On the PlayStation TV, the controls are exactly the same.  None of the trigger buttons are used and you will solely be using the D-Pad, Face Buttons, and Start Button as you play through the game.  It’s not a very hard control scheme to understand, though there’s nothing in the game to show you what does what.  It’s all on you experimenting until you figure it out.


Mimana Pres

The presentation for Mimana is a mixed bag.  On some points, it shows something unique and interesting.  In other ways, it doesn’t showcase that.  As far as the physical presentation goes, it’s also got ups and downs.  The most unique part of this is exploring areas.  When you do this, you will be controlling a 2D character on a plane with 3D renders.  Everything around you from forests to streams to mountains will be rendered with 3D models.  But you will be a 2D character within that.  This is a unique point.

The downside to the presentation is how the game looks.  With the game stretched on the PS Vita’s screen (as well as on the PlayStation TV), the 2D models took a fair hit.  The 3D environments look fine, but all of the 2D-rendered models are pixelated, especially in battle.  It’s pretty easy to tell a fair number of blemishes and jagged models when you’re in battle.  While this doesn’t affect how the game plays, it does affect how it looks.

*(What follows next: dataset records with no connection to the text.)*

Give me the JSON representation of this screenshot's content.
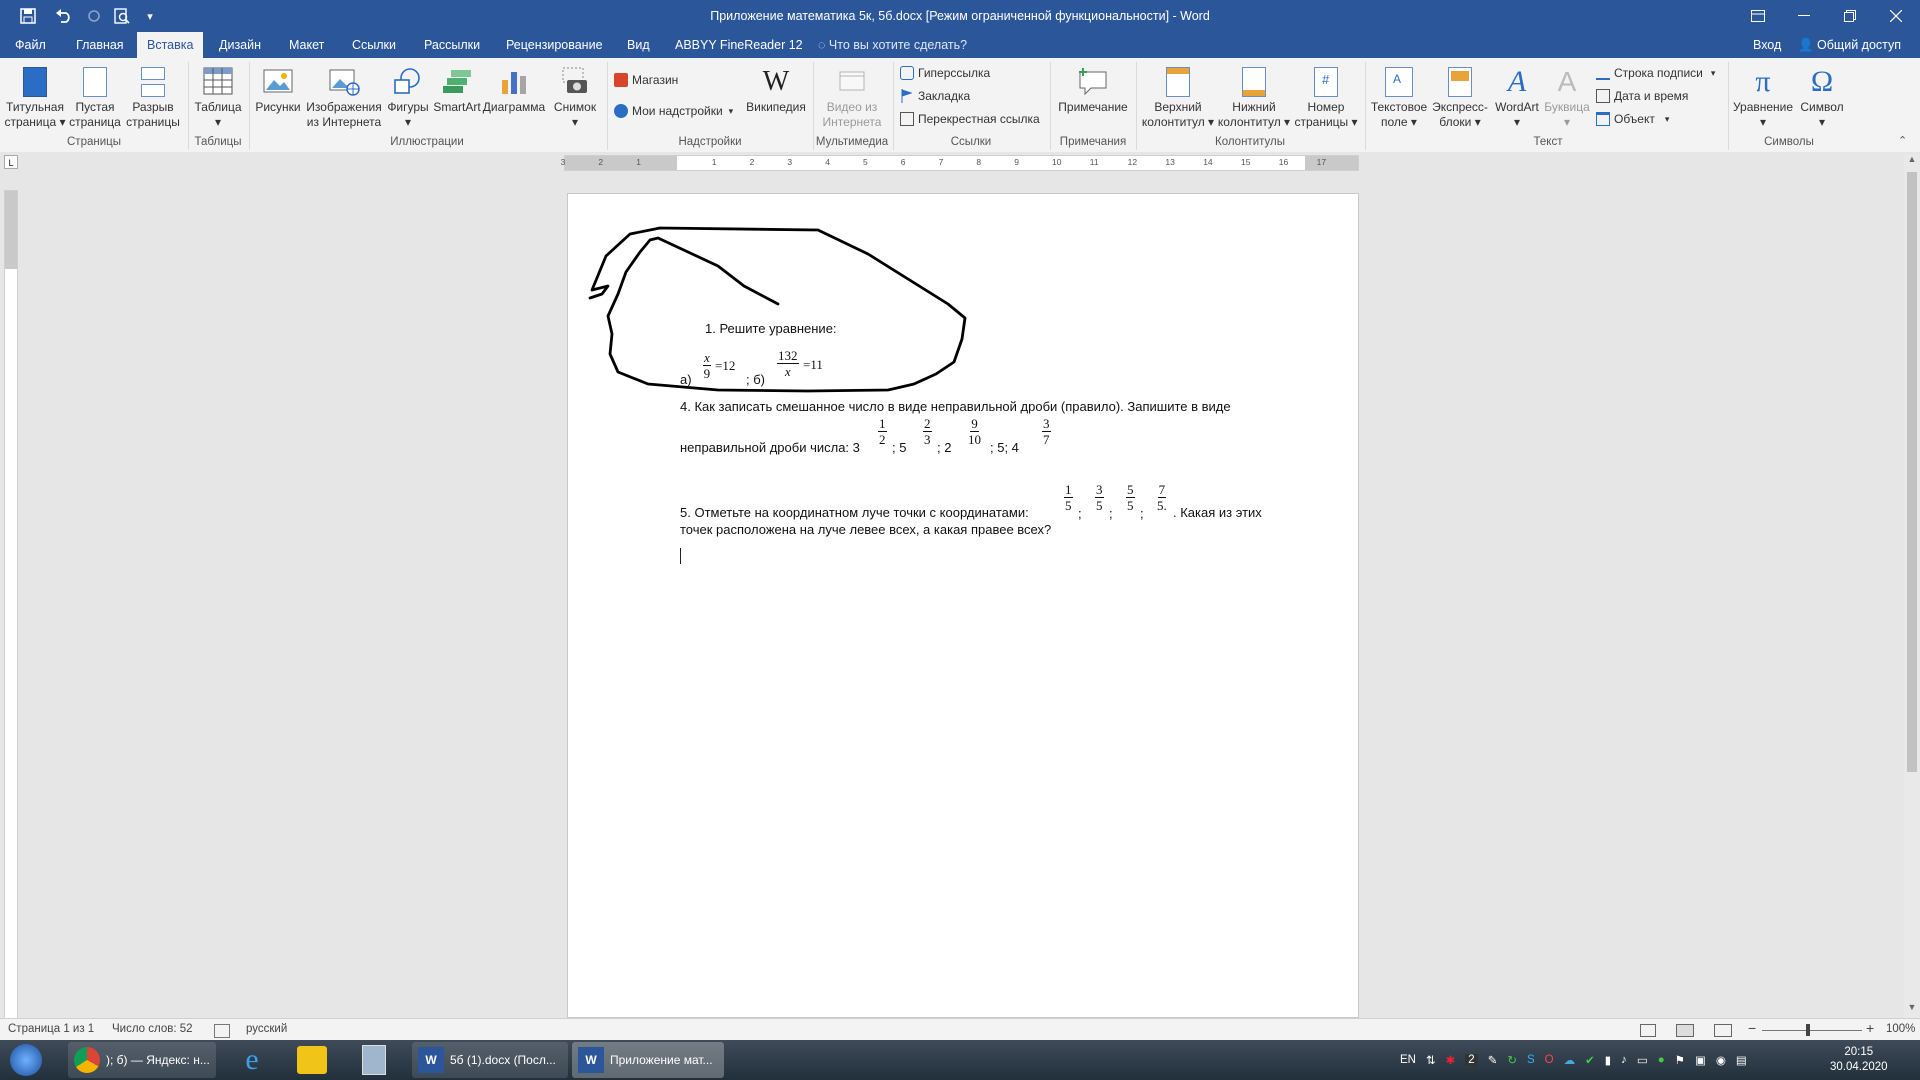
{
  "title_bar": {
    "document_title": "Приложение математика 5к, 5б.docx [Режим ограниченной функциональности] - Word"
  },
  "tabs": [
    "Файл",
    "Главная",
    "Вставка",
    "Дизайн",
    "Макет",
    "Ссылки",
    "Рассылки",
    "Рецензирование",
    "Вид",
    "ABBYY FineReader 12"
  ],
  "active_tab": "Вставка",
  "tell_me": "Что вы хотите сделать?",
  "sign_in": "Вход",
  "share": "Общий доступ",
  "ribbon": {
    "pages": {
      "group": "Страницы",
      "title_page": [
        "Титульная",
        "страница ▾"
      ],
      "blank_page": [
        "Пустая",
        "страница"
      ],
      "page_break": [
        "Разрыв",
        "страницы"
      ]
    },
    "tables": {
      "group": "Таблицы",
      "table": [
        "Таблица",
        "▾"
      ]
    },
    "illustrations": {
      "group": "Иллюстрации",
      "pictures": "Рисунки",
      "online_pictures": [
        "Изображения",
        "из Интернета"
      ],
      "shapes": [
        "Фигуры",
        "▾"
      ],
      "smartart": "SmartArt",
      "chart": "Диаграмма",
      "screenshot": [
        "Снимок",
        "▾"
      ]
    },
    "addins": {
      "group": "Надстройки",
      "store": "Магазин",
      "my_addins": "Мои надстройки",
      "wikipedia": "Википедия"
    },
    "media": {
      "group": "Мультимедиа",
      "online_video": [
        "Видео из",
        "Интернета"
      ]
    },
    "links": {
      "group": "Ссылки",
      "hyperlink": "Гиперссылка",
      "bookmark": "Закладка",
      "cross_reference": "Перекрестная ссылка"
    },
    "comments": {
      "group": "Примечания",
      "comment": "Примечание"
    },
    "header_footer": {
      "group": "Колонтитулы",
      "header": [
        "Верхний",
        "колонтитул ▾"
      ],
      "footer": [
        "Нижний",
        "колонтитул ▾"
      ],
      "page_number": [
        "Номер",
        "страницы ▾"
      ]
    },
    "text": {
      "group": "Текст",
      "text_box": [
        "Текстовое",
        "поле ▾"
      ],
      "quick_parts": [
        "Экспресс-",
        "блоки ▾"
      ],
      "wordart": [
        "WordArt",
        "▾"
      ],
      "drop_cap": [
        "Буквица",
        "▾"
      ],
      "signature_line": "Строка подписи",
      "date_time": "Дата и время",
      "object": "Объект"
    },
    "symbols": {
      "group": "Символы",
      "equation": [
        "Уравнение",
        "▾"
      ],
      "symbol": [
        "Символ",
        "▾"
      ]
    }
  },
  "ruler_numbers": [
    "3",
    "2",
    "1",
    "1",
    "2",
    "3",
    "4",
    "5",
    "6",
    "7",
    "8",
    "9",
    "10",
    "11",
    "12",
    "13",
    "14",
    "15",
    "16",
    "17"
  ],
  "document": {
    "q1": "1.   Решите уравнение:",
    "q1_a": "а)",
    "q1_eq1": {
      "num": "x",
      "den": "9",
      "rhs": "=12"
    },
    "q1_sep": "; б)",
    "q1_eq2": {
      "num": "132",
      "den": "x",
      "rhs": "=11"
    },
    "q4_line1": "4. Как записать смешанное число в виде неправильной дроби (правило). Запишите в виде",
    "q4_line2_prefix": "неправильной дроби числа: 3",
    "q4_fracs": [
      {
        "num": "1",
        "den": "2",
        "after": "; 5"
      },
      {
        "num": "2",
        "den": "3",
        "after": "; 2"
      },
      {
        "num": "9",
        "den": "10",
        "after": "; 5; 4"
      },
      {
        "num": "3",
        "den": "7",
        "after": ""
      }
    ],
    "q5_prefix": "5. Отметьте на координатном луче точки с координатами:",
    "q5_fracs": [
      {
        "num": "1",
        "den": "5",
        "after": ";"
      },
      {
        "num": "3",
        "den": "5",
        "after": ";"
      },
      {
        "num": "5",
        "den": "5",
        "after": ";"
      },
      {
        "num": "7",
        "den": "5.",
        "after": ""
      }
    ],
    "q5_suffix": ". Какая из этих",
    "q5_line2": "точек расположена на луче левее всех, а какая правее всех?"
  },
  "status": {
    "page": "Страница 1 из 1",
    "words": "Число слов: 52",
    "language": "русский",
    "zoom": "100%"
  },
  "taskbar": {
    "items": [
      {
        "label": "); б) — Яндекс: н..."
      },
      {
        "label": "5б (1).docx (Посл..."
      },
      {
        "label": "Приложение мат..."
      }
    ],
    "lang": "EN",
    "tray_number": "2",
    "time": "20:15",
    "date": "30.04.2020"
  },
  "colors": {
    "word_blue": "#2b579a",
    "ribbon_bg": "#f3f3f3",
    "canvas": "#e6e6e6"
  }
}
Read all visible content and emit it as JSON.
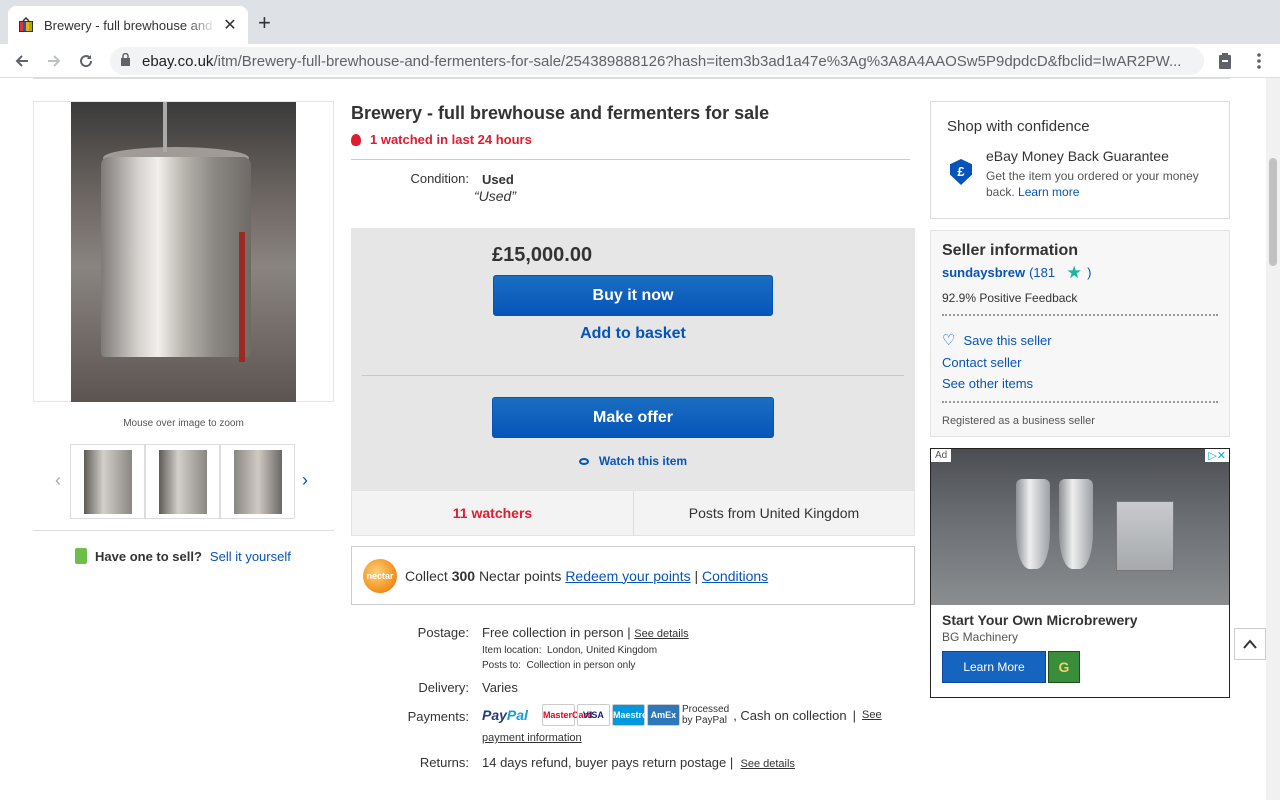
{
  "browser": {
    "tab_title": "Brewery - full brewhouse and f",
    "tab_close": "✕",
    "new_tab": "+",
    "url_host": "ebay.co.uk",
    "url_path": "/itm/Brewery-full-brewhouse-and-fermenters-for-sale/254389888126?hash=item3b3ad1a47e%3Ag%3A8A4AAOSw5P9dpdcD&fbclid=IwAR2PW..."
  },
  "gallery": {
    "zoom_note": "Mouse over image to zoom",
    "prev": "‹",
    "next": "›",
    "sell_question": "Have one to sell?",
    "sell_link": "Sell it yourself"
  },
  "item": {
    "title": "Brewery - full brewhouse and fermenters for sale",
    "watched_24h": "1 watched in last 24 hours",
    "condition_label": "Condition:",
    "condition_value": "Used",
    "condition_note": "“Used”",
    "price": "£15,000.00",
    "buy_now": "Buy it now",
    "add_basket": "Add to basket",
    "make_offer": "Make offer",
    "watch_item": "Watch this item",
    "watchers": "11 watchers",
    "posts_from": "Posts from United Kingdom"
  },
  "nectar": {
    "logo": "nectar",
    "prefix": "Collect ",
    "points": "300",
    "suffix": " Nectar points ",
    "redeem": "Redeem your points",
    "divider": " | ",
    "conditions": "Conditions"
  },
  "shipping": {
    "postage_label": "Postage:",
    "postage_value": "Free collection in person",
    "postage_sep": " | ",
    "see_details": "See details",
    "location_label": "Item location:",
    "location_value": "London, United Kingdom",
    "posts_to_label": "Posts to:",
    "posts_to_value": "Collection in person only",
    "delivery_label": "Delivery:",
    "delivery_value": "Varies",
    "payments_label": "Payments:",
    "paypal_a": "Pay",
    "paypal_b": "Pal",
    "cards": [
      "MasterCard",
      "VISA",
      "Maestro",
      "AmEx"
    ],
    "processed_1": "Processed",
    "processed_2": "by PayPal",
    "cash": ",  Cash on collection",
    "pay_sep": " | ",
    "see_payment_1": "See",
    "see_payment_2": "payment information",
    "returns_label": "Returns:",
    "returns_value": "14 days refund, buyer pays return postage",
    "returns_sep": " | ",
    "returns_details": "See details"
  },
  "confidence": {
    "title": "Shop with confidence",
    "shield": "£",
    "guarantee": "eBay Money Back Guarantee",
    "desc": "Get the item you ordered or your money back.",
    "learn": "Learn more"
  },
  "seller": {
    "heading": "Seller information",
    "name": "sundaysbrew",
    "score_open": "(181",
    "score_close": ")",
    "feedback": "92.9% Positive Feedback",
    "save": "Save this seller",
    "contact": "Contact seller",
    "other": "See other items",
    "registered": "Registered as a business seller"
  },
  "ad": {
    "tag": "Ad",
    "close": "▷✕",
    "title": "Start Your Own Microbrewery",
    "company": "BG Machinery",
    "cta": "Learn More",
    "logo": "G"
  },
  "colors": {
    "link": "#0654ba",
    "alert": "#dd1e31",
    "button": "#0654ba"
  }
}
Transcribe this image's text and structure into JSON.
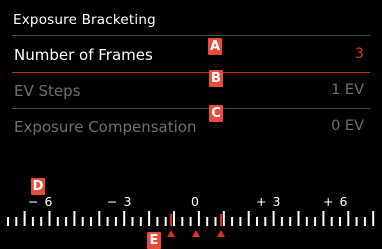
{
  "menu": {
    "title": "Exposure Bracketing",
    "items": [
      {
        "label": "Number of Frames",
        "value": "3",
        "state": "active"
      },
      {
        "label": "EV Steps",
        "value": "1 EV",
        "state": "inactive"
      },
      {
        "label": "Exposure Compensation",
        "value": "0 EV",
        "state": "inactive"
      }
    ]
  },
  "scale": {
    "labels": [
      "− 6",
      "− 3",
      "0",
      "+ 3",
      "+ 6"
    ],
    "markers": [
      "-1",
      "0",
      "+1"
    ]
  },
  "callouts": {
    "a": "A",
    "b": "B",
    "c": "C",
    "d": "D",
    "e": "E"
  },
  "colors": {
    "background": "#000000",
    "active_text": "#ffffff",
    "active_value": "#e0301e",
    "inactive_text": "#6f6f6f",
    "accent_red": "#c8281e",
    "callout": "#ea4c3c"
  }
}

As far as gameplay goes, the game plays well.  Everything goes by smoothly, and all of the load times between each area go smooth.  But one thing to note is the audio.  While the game does have good English Voice-Acting, the music is something to be addressed.  In more than a couple dungeons, there were situations where there just wasn’t any background music at all.  At least a couple of the dungeons have complete silence in the background until a battle starts.  We aren’t sure if this was intended or not, but it feels very off and very strange to just not have any sort of background music at all inside a dungeon.